For the first three years of its existence, the Rider University Idea/Business Concept Competition was a local affair, an opportunity for New Jersey high schoolers to showcase their entrepreneurial aspirations for the prize of a few thousand dollars, a plaque, and a trophy for their school.
For its fourth go-round, however, Rider’s Center for Entrepreneurial Studies decided to up the ante.
The school approached entrepreneur Norm Brodsky, a famous Rider alum, who started eight businesses and authored two books on entrepreneurship. The plan was to convince Brodsky to back the competition with funds to offer a heftier prize for its winner: a $10,000 renewable scholarship to attend Rider University.
“No”, was Brodsky’s direct reply. Then after what seemed like an interminable pause, he said, “That’s not enough.”
“He insisted it be a full scholarship for all four years because he wants the name of Rider to get out into the world,” said Dr. Lee Zane, an entrepreneur and professor at the school.

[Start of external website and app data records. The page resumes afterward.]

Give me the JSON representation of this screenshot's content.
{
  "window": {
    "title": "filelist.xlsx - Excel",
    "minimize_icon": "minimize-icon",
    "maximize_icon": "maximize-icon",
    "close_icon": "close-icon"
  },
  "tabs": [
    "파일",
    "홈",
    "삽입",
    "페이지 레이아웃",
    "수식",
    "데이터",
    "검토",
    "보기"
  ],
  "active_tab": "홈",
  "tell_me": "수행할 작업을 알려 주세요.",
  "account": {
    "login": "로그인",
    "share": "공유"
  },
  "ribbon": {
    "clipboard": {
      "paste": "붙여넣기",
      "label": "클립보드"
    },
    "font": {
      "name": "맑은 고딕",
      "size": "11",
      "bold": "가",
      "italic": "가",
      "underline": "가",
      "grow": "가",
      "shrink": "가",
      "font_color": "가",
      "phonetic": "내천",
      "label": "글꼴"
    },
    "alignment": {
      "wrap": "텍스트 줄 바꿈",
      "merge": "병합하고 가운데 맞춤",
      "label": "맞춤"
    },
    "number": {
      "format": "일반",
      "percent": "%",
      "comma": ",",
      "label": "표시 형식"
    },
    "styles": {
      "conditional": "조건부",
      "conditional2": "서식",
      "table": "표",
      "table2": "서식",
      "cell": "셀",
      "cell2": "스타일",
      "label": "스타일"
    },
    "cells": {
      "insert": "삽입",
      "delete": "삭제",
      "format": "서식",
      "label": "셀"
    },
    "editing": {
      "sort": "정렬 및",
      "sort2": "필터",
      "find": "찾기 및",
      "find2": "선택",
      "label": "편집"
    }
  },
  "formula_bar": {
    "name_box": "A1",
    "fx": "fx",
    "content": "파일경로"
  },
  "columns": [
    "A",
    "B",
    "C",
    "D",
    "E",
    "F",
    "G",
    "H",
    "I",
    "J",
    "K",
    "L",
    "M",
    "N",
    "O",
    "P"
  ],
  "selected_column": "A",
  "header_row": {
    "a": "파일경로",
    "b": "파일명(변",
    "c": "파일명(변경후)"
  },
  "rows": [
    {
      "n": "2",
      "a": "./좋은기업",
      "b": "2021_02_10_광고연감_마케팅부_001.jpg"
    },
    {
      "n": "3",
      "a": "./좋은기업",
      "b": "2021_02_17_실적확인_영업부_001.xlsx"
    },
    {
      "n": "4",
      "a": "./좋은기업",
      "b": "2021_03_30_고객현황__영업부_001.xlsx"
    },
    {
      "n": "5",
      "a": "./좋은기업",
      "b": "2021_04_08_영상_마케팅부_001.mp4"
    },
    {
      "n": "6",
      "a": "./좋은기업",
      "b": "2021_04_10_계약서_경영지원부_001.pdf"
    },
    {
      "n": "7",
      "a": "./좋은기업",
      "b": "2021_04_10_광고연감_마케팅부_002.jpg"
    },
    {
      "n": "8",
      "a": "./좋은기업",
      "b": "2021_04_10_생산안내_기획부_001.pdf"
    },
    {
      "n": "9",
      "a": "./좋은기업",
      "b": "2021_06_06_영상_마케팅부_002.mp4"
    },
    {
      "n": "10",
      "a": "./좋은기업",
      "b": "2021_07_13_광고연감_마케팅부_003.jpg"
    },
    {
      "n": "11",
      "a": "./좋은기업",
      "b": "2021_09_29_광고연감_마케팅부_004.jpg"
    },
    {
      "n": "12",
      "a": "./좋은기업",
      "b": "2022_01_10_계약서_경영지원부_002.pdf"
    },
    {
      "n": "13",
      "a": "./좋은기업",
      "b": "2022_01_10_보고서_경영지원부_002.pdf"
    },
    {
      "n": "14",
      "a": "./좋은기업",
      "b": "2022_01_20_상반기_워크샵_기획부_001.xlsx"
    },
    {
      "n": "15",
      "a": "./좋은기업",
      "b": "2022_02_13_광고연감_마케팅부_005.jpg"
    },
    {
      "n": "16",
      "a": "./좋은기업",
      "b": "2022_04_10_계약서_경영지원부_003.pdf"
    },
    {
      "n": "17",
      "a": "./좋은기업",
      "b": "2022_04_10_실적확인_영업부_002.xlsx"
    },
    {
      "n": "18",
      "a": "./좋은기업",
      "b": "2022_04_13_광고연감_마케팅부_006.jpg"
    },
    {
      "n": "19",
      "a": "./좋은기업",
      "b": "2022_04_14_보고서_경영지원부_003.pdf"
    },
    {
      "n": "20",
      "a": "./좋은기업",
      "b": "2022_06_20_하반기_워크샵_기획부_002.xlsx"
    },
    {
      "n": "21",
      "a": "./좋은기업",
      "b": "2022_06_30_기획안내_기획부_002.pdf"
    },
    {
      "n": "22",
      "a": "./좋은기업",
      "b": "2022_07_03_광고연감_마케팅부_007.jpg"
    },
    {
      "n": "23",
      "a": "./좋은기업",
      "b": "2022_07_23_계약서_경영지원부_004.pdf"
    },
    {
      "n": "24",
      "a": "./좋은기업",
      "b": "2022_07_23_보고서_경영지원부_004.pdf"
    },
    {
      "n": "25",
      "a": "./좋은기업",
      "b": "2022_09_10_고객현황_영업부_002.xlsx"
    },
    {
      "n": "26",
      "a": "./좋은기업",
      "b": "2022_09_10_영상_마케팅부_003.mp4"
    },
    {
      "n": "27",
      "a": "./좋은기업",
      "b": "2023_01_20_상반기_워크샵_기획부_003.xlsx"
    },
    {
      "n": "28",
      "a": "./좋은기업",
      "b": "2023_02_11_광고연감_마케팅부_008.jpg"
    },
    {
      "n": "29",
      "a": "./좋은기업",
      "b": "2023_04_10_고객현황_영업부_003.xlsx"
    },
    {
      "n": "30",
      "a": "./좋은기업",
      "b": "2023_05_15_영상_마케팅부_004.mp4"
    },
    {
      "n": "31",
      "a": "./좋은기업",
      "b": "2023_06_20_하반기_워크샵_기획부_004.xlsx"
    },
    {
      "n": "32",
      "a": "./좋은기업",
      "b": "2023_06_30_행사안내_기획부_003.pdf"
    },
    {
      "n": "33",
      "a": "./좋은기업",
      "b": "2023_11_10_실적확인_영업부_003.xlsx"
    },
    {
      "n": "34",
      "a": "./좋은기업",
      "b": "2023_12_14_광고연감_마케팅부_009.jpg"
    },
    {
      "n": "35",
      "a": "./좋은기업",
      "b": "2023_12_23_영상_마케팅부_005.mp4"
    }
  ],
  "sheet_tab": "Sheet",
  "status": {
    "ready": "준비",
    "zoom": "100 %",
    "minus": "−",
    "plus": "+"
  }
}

With a more enticing prize, hopefully the word would spread to potential entrants and, even better, future students.
As a result, the competition was named for Norm Brodsky and it grew quickly. This year’s competition had well over 200 entries from 50 high schools, with applications coming in from New Jersey, Pennsylvania, New York, Virginia, Connecticut, and as far away as California and Canada. The number of applications more than doubled last year’s total, while the number of schools quadrupled last year’s count.
The premise required students to present a holistic businesses concept. Not only did that entail coming up with a service or product, but also explaining exactly who it is for, what the potential value would be, and how best to deliver it to the customer.
“The students have to think about what problem they’re actually solving and who they’re solving it for,” Zane said.
The competition was coordinated by Dr. Zane as an event hosted by the Center for Entrepreneurial Studies and its director, Dr. Ron Cook, who is also the Associate Dean of the Business School. The competition was open to any high school sophomore, junior or senior. The sophomores and juniors competed for $750, a plaque, a trophy, and an automatic ticket to the finale when they become a senior, while seniors competed for the full 4 year scholarship along with a plaque and trophy.
For the first round, students were required to write a 400-word submission that explained the details of their idea: how it would make money, who would buy it, distribution, etc.
From these entrants, ten were chosen: five from the sophomore/junior group, and five from the senior group. For the second round, finalists had to present their concept in front of a panel of business experts, whom then asked questions to make sure students understood all aspects of their business idea. “In addition to knowing the product or service, the ability to present with poise and answer questions became very important as well,” Zane said.
The winner of the senior group, and the full scholarship, was Aniruddha Srinivasan from Metuchen High School, who presented a tourism app called Omamori. Srinivasan’s family was in attendance for the finals, and there were smiles by all at the announcement of his name.
For Rider, however, their hopes for the competition last far beyond the crowning of the winner. They plan to use the contest to recruit bright, entrepreneurially-minded students from across the country, as well as spread Rider’s reputation for having an experiential focused academic program. The competition dovetails with their summer entrepreneurship boot camp for high school students, the program’s venture fund, and small business consulting course that has won national recognition.
In addition to the full scholarship, each finalist received a $250 discount to attend the summer camp and all seniors received a special partial scholarship if they choose to attend Rider.
For those attending the boot camp, they will take classes, develop a business concept, practice prototyping, research the concept, and finally, present it at the end. As they experience life on campus, the school hopes they can turn boot-campers and competitors into future students and for some…future entrepreneurs.